§ **WHAT IS REQUIRED**
The entries below should be given again exactly, minus their pictures.

---

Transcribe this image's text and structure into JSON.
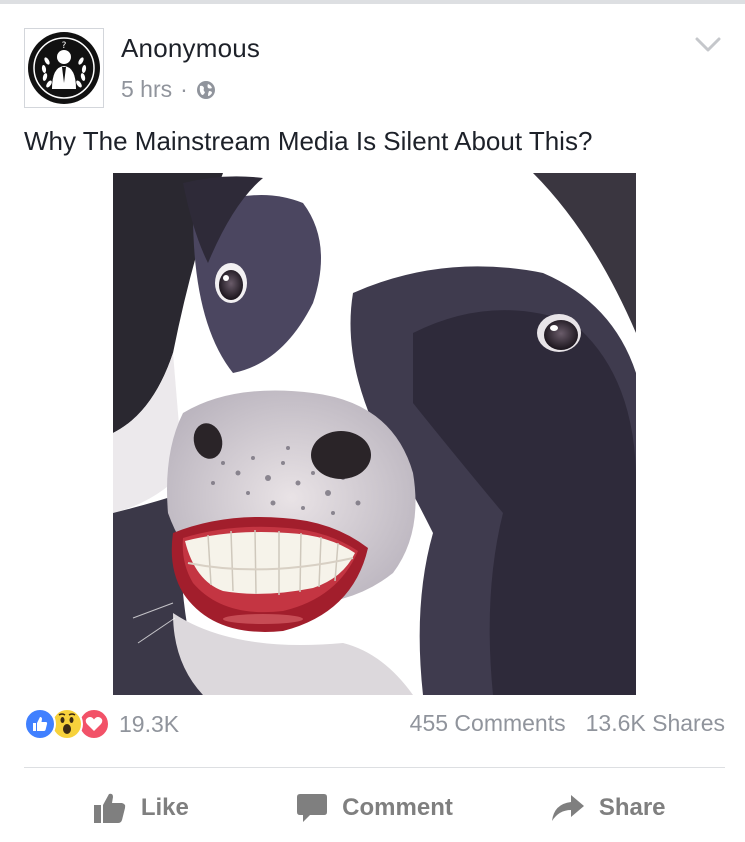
{
  "post": {
    "author": "Anonymous",
    "timestamp": "5 hrs",
    "separator": "·",
    "privacy_icon": "globe-icon",
    "caption": "Why The Mainstream Media Is Silent About This?",
    "image_subject": "cow-with-human-smile-photo"
  },
  "stats": {
    "reactions": [
      "like-reaction-icon",
      "wow-reaction-icon",
      "love-reaction-icon"
    ],
    "reaction_count": "19.3K",
    "comments": "455 Comments",
    "shares": "13.6K Shares"
  },
  "actions": {
    "like_label": "Like",
    "comment_label": "Comment",
    "share_label": "Share"
  },
  "colors": {
    "text": "#1d2129",
    "secondary": "#90949c",
    "like_blue": "#4080ff",
    "love_red": "#f25268",
    "wow_yellow": "#f7d23c",
    "action_gray": "#7f7f7f"
  }
}
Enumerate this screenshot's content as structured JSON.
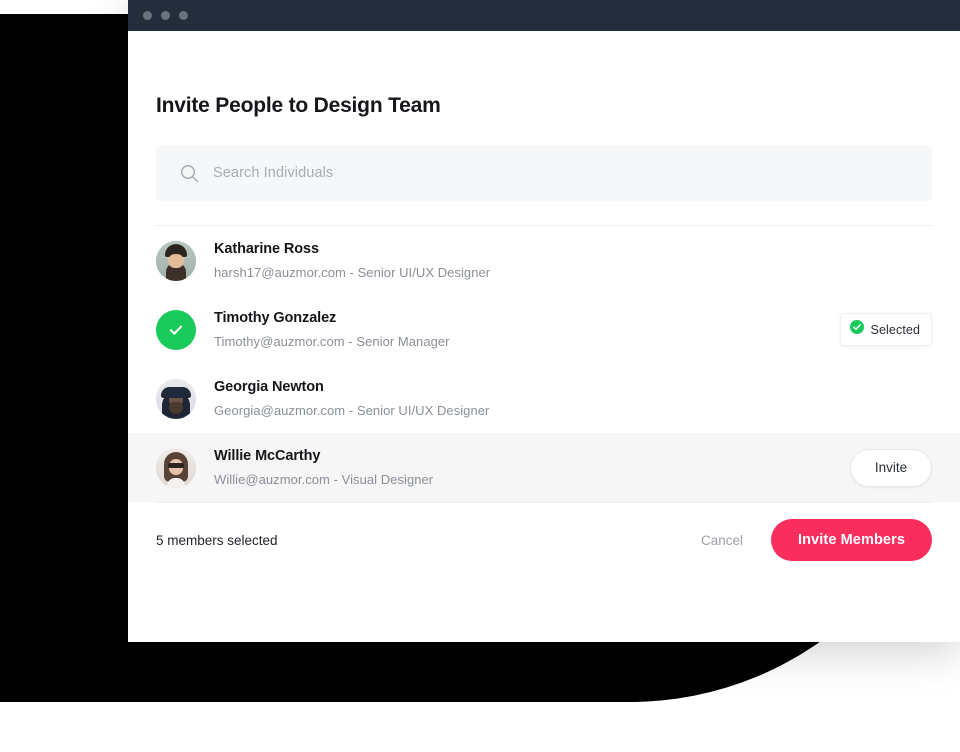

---

§ **SOLUTION BELOW**
Transcribe this image's text and structure into JSON.
{
  "post": {
    "author": "Anonymous",
    "timestamp": "5 hrs",
    "separator": "·",
    "privacy_icon": "globe-icon",
    "caption": "Why The Mainstream Media Is Silent About This?",
    "image_subject": "cow-with-human-smile-photo"
  },
  "stats": {
    "reactions": [
      "like-reaction-icon",
      "wow-reaction-icon",
      "love-reaction-icon"
    ],
    "reaction_count": "19.3K",
    "comments": "455 Comments",
    "shares": "13.6K Shares"
  },
  "actions": {
    "like_label": "Like",
    "comment_label": "Comment",
    "share_label": "Share"
  },
  "colors": {
    "text": "#1d2129",
    "secondary": "#90949c",
    "like_blue": "#4080ff",
    "love_red": "#f25268",
    "wow_yellow": "#f7d23c",
    "action_gray": "#7f7f7f"
  }
}
Enumerate this screenshot's content as structured JSON.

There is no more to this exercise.